DiLouie: What opportunities are there for increasing user comfort from lighting via methods such as daylighting and patient color tuning and intensity control?
Sarti: Research suggests that natural light is the preferred light source, which means that lighting control systems that measure and adjust based on contributions support patient health while providing the facility owner with cost and energy savings. Graphic lightboxes with soothing images can also be utilized to reduce patient stress during a procedure or hospital stay.
DiLouie: What types of lighting are common in healthcare facilities, including any specialized lighting such as exam lights?
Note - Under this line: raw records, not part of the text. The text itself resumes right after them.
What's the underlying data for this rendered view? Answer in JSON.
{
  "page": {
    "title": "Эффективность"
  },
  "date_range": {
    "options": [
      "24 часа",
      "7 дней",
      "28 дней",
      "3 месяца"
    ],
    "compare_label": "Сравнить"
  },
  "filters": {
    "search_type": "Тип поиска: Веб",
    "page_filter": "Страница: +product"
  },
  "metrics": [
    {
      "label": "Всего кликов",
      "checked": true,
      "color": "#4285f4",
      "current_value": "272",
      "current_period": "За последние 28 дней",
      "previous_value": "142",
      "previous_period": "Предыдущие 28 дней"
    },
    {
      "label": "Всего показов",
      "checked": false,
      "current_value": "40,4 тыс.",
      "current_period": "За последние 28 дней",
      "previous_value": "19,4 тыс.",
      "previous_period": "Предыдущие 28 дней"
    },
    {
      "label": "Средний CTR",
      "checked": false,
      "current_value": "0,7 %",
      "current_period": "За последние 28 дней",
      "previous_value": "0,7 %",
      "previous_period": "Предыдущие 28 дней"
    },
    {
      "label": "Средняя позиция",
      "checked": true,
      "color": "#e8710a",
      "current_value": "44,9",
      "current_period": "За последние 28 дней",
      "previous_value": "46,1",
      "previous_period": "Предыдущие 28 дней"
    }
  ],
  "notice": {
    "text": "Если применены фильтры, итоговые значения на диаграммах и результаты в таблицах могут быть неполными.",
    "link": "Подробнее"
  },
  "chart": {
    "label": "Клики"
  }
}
Sarti: There are many types of lighting common in healthcare facilities. Specialized lighting includes multi-function patient room lighting, LED troffers, step lights, downlights, headwell lights, task lights, exam lights, chart lights, healing lights and darkroom safelights. Non-specialized lighting includes vanity mirrors, wall sconces, downlights, stairwell lights, exit and emergency lights, reading lights, and parking structure and surface lot lights.
DiLouie: What are three unique aspects of this lighting market that electrical distributors need to become educated about to distinguish their expertise or otherwise take full advantage of selling opportunities?
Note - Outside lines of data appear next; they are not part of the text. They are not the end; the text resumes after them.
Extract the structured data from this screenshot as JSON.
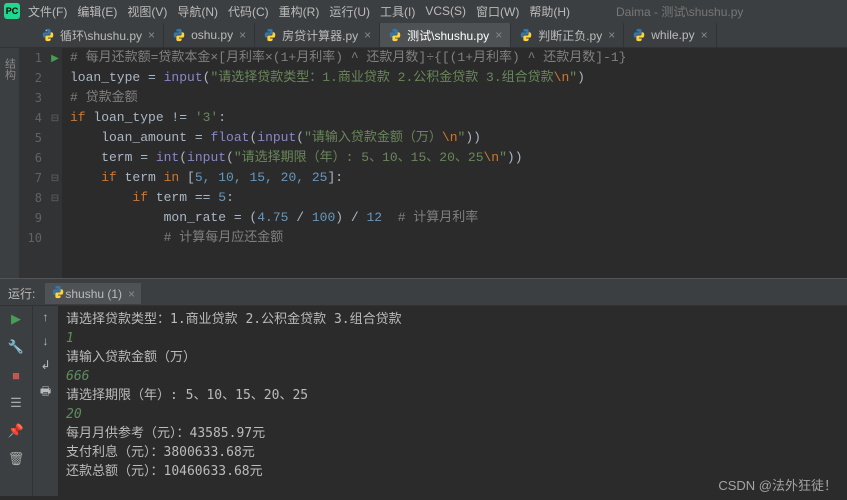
{
  "window": {
    "title": "Daima - 测试\\shushu.py"
  },
  "menu": [
    "文件(F)",
    "编辑(E)",
    "视图(V)",
    "导航(N)",
    "代码(C)",
    "重构(R)",
    "运行(U)",
    "工具(I)",
    "VCS(S)",
    "窗口(W)",
    "帮助(H)"
  ],
  "tabs": [
    {
      "label": "循环\\shushu.py",
      "active": false
    },
    {
      "label": "oshu.py",
      "active": false
    },
    {
      "label": "房贷计算器.py",
      "active": false
    },
    {
      "label": "测试\\shushu.py",
      "active": true
    },
    {
      "label": "判断正负.py",
      "active": false
    },
    {
      "label": "while.py",
      "active": false
    }
  ],
  "left_label": "结构",
  "gutter": [
    {
      "n": "1",
      "run": true,
      "fold": ""
    },
    {
      "n": "2",
      "run": false,
      "fold": ""
    },
    {
      "n": "3",
      "run": false,
      "fold": ""
    },
    {
      "n": "4",
      "run": false,
      "fold": "⊟"
    },
    {
      "n": "5",
      "run": false,
      "fold": ""
    },
    {
      "n": "6",
      "run": false,
      "fold": ""
    },
    {
      "n": "7",
      "run": false,
      "fold": "⊟"
    },
    {
      "n": "8",
      "run": false,
      "fold": "⊟"
    },
    {
      "n": "9",
      "run": false,
      "fold": ""
    },
    {
      "n": "10",
      "run": false,
      "fold": ""
    },
    {
      "n": "",
      "run": false,
      "fold": ""
    }
  ],
  "code": {
    "l1_cm": "# 每月还款额=贷款本金×[月利率×(1+月利率) ^ 还款月数]÷{[(1+月利率) ^ 还款月数]-1}",
    "l2_a": "loan_type = ",
    "l2_fn": "input",
    "l2_s": "\"请选择贷款类型：1.商业贷款 2.公积金贷款 3.组合贷款",
    "l2_e": "\\n",
    "l2_s2": "\"",
    "l3": "# 贷款金额",
    "l4_kw": "if ",
    "l4_b": "loan_type != ",
    "l4_s": "'3'",
    "l4_c": ":",
    "l5_a": "    loan_amount = ",
    "l5_fn": "float",
    "l5_p": "(",
    "l5_fn2": "input",
    "l5_s": "\"请输入贷款金额（万）",
    "l5_e": "\\n",
    "l5_s2": "\"",
    "l5_p2": "))",
    "l6_a": "    term = ",
    "l6_fn": "int",
    "l6_p": "(",
    "l6_fn2": "input",
    "l6_s": "\"请选择期限（年）: 5、10、15、20、25",
    "l6_e": "\\n",
    "l6_s2": "\"",
    "l6_p2": "))",
    "l7_kw": "    if ",
    "l7_a": "term ",
    "l7_kw2": "in ",
    "l7_b": "[",
    "l7_n": "5, 10, 15, 20, 25",
    "l7_c": "]:",
    "l8_kw": "        if ",
    "l8_a": "term == ",
    "l8_n": "5",
    "l8_c": ":",
    "l9_a": "            mon_rate = (",
    "l9_n1": "4.75",
    " l9_o": " / ",
    "l9_n2": "100",
    "l9_b": ") / ",
    "l9_n3": "12",
    "l9_cm": "  # 计算月利率",
    "l10": "            # 计算每月应还金额"
  },
  "tool": {
    "label": "运行:",
    "tab": "shushu (1)"
  },
  "console": {
    "l1": "请选择贷款类型：1.商业贷款 2.公积金贷款 3.组合贷款",
    "i1": "1",
    "l2": "请输入贷款金额（万）",
    "i2": "666",
    "l3": "请选择期限（年）: 5、10、15、20、25",
    "i3": "20",
    "l4": "每月月供参考（元）：43585.97元",
    "l5": "支付利息（元）：3800633.68元",
    "l6": "还款总额（元）：10460633.68元"
  },
  "watermark": "CSDN @法外狂徒！"
}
Sarti: Be aware of the needs, requirements, and hot points that healthcare facilities must contend with that are exclusive to this industry. Infection control, and staff and patient safety is paramount in the planning and design of all healthcare facilities.
Know and understand the significance of listings and certifications, particularly their importance when discussing lighting for the healthcare industry.
Patient-centric focus has become the overarching goal of most hospitals over the past decade. Privatization of rooms, closer personal attention and greater control of their environment – all while providing an architectural, less clinical look – has become the driving force in today’s hospital design and planning.
DiLouie: What kinds of retrofit opportunities are available that offer good selling opportunities to electrical distributors? What should they look for in an existing building?
Sarti: Exit signs and night lights that run 24/7 can yield anywhere from 25-75 percent savings depending on the lamp source being retrofit to LED. There are several options when retrofitting these types of fixtures. Many installations are easy and, in most cases, will fit into the same footprint of the replaced unit.
DiLouie: How should electrical distributors engage their customers on healthcare facility lighting projects? Where can they add value and distinguish themselves from the competition?
Sarti: They should seek to understand the needs of their customer by engaging in open dialogue with all involved parties. The healthcare staff, maintenance crew, administrative departments may all have different needs and requests for what they want when lighting their facilities. They should understand these needs and respond to them in a positive way, by sharing this information and making these opinions heard along the entire supply chain. Taking the time to listen to the voice of the customer and meeting their lighting challenges is powerful and will ultimately set you apart from others.
DiLouie: If you could tell all electrical distributors just one thing about today’s healthcare lighting market, what would it be?
Sarti: Make sure the lighting fixtures you specify are sealed and carry certified listings that support effective infection control, which is so critical in today’s healthcare environments.